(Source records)
────────

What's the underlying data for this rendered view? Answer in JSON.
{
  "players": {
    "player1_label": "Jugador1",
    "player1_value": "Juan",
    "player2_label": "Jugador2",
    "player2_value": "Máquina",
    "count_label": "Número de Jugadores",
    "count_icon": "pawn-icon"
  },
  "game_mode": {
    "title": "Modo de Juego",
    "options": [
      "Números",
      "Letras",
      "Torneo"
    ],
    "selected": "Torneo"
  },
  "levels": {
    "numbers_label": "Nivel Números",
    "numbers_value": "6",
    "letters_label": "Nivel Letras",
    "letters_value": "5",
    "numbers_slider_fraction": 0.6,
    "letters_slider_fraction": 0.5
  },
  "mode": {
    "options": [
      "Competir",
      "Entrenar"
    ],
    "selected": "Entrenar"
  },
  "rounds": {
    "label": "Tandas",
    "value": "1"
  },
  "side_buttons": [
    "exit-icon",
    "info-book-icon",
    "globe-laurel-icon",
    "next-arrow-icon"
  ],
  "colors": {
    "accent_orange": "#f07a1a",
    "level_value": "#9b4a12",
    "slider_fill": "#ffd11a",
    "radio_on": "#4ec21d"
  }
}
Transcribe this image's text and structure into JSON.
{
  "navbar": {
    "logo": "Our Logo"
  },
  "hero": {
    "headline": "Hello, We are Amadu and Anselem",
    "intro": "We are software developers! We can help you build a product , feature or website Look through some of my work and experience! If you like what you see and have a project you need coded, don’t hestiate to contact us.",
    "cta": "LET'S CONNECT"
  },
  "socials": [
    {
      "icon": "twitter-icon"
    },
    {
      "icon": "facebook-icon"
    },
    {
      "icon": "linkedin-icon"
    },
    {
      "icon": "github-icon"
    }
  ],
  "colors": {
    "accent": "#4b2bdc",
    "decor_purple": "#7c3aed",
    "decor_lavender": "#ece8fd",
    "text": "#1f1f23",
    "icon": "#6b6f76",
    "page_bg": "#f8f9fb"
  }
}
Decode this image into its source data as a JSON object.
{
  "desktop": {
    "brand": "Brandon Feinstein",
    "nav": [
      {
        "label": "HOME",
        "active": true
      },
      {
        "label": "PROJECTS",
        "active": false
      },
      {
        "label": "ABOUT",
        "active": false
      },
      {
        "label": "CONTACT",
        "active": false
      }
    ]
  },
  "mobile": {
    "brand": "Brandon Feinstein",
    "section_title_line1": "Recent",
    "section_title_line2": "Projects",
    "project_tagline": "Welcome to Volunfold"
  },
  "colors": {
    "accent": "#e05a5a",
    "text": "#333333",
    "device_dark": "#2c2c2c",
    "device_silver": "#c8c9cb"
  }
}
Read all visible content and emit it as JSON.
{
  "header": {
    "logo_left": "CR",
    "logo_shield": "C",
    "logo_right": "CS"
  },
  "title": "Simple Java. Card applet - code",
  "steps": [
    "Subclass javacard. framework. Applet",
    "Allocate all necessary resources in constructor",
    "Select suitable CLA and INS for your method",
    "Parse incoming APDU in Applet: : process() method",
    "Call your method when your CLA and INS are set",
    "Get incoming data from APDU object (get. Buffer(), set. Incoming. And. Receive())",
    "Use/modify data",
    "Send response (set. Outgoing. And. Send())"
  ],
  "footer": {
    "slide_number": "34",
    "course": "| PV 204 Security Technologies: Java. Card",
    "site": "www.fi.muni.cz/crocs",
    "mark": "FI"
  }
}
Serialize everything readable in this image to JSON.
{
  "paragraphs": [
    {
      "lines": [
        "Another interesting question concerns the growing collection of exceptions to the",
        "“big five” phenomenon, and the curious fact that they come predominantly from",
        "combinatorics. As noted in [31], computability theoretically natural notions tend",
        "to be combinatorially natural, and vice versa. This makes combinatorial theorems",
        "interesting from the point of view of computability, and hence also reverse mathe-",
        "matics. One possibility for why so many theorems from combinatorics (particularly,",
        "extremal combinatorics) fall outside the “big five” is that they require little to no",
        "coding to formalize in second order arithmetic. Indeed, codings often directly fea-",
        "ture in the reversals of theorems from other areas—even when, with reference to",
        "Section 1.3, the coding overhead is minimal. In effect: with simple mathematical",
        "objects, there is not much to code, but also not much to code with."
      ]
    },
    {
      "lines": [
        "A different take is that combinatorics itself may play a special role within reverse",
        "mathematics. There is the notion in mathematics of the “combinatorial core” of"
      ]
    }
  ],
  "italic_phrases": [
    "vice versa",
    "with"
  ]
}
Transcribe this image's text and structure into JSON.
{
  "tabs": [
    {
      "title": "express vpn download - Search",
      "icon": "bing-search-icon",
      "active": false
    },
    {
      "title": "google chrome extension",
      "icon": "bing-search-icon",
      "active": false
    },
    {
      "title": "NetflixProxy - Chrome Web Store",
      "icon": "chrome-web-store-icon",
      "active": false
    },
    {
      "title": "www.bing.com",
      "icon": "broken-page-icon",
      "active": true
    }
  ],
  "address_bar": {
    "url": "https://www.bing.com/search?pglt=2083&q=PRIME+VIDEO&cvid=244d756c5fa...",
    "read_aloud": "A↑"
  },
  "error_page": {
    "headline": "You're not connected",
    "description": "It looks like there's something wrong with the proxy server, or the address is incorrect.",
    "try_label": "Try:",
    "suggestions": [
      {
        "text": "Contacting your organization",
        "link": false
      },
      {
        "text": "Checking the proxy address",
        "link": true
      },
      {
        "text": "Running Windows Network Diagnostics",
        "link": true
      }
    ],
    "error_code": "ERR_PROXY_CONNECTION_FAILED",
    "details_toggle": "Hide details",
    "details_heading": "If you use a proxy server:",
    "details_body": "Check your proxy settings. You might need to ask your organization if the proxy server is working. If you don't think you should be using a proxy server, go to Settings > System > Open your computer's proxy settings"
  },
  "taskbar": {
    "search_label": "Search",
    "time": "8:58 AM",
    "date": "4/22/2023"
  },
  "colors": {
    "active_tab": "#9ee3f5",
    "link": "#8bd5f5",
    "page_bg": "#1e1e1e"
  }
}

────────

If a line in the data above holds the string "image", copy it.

■ **Answer to this exercise**
Transcribe this image's text and structure into JSON.
Decode this image into its source data as a JSON object.
Serialize everything readable in this image to JSON.
Transcribe this image's text and structure into JSON.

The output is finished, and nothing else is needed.